- _Data to examine_

--------------------------------------------------

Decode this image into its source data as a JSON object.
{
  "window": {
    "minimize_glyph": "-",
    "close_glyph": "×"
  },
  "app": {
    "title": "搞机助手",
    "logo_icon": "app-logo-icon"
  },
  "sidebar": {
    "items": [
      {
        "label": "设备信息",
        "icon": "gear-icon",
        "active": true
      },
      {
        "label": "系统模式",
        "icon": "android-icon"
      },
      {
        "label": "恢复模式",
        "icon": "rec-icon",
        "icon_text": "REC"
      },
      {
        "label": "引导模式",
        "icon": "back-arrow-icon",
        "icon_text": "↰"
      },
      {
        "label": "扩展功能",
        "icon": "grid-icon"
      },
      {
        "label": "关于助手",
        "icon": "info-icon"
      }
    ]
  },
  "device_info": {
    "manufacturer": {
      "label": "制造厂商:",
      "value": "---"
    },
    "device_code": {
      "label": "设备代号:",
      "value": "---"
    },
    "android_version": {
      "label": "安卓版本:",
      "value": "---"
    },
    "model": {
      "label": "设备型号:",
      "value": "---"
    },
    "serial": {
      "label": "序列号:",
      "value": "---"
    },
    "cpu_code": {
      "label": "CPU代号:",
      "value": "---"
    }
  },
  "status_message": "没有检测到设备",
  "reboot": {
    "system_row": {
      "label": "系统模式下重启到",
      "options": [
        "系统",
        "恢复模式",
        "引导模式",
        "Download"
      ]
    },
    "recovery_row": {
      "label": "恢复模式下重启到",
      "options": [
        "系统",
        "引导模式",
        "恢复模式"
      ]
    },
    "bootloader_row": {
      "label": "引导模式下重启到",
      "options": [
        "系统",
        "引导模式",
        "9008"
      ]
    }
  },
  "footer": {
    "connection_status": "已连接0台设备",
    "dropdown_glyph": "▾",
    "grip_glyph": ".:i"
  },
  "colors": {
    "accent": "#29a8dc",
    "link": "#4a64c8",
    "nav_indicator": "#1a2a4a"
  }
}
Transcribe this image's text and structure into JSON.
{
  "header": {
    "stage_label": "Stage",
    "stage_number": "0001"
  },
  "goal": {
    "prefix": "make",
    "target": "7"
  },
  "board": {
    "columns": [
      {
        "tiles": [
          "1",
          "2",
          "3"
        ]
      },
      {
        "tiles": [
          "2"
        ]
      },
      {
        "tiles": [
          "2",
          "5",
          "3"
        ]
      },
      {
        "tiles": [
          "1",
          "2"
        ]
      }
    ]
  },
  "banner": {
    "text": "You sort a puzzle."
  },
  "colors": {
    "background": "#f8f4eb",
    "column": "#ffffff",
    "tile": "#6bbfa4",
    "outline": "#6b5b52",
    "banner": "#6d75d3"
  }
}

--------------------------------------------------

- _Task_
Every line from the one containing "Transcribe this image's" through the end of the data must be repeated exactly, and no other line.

- _Result_
Transcribe this image's text and structure into JSON.
{
  "header": {
    "stage_label": "Stage",
    "stage_number": "0001"
  },
  "goal": {
    "prefix": "make",
    "target": "7"
  },
  "board": {
    "columns": [
      {
        "tiles": [
          "1",
          "2",
          "3"
        ]
      },
      {
        "tiles": [
          "2"
        ]
      },
      {
        "tiles": [
          "2",
          "5",
          "3"
        ]
      },
      {
        "tiles": [
          "1",
          "2"
        ]
      }
    ]
  },
  "banner": {
    "text": "You sort a puzzle."
  },
  "colors": {
    "background": "#f8f4eb",
    "column": "#ffffff",
    "tile": "#6bbfa4",
    "outline": "#6b5b52",
    "banner": "#6d75d3"
  }
}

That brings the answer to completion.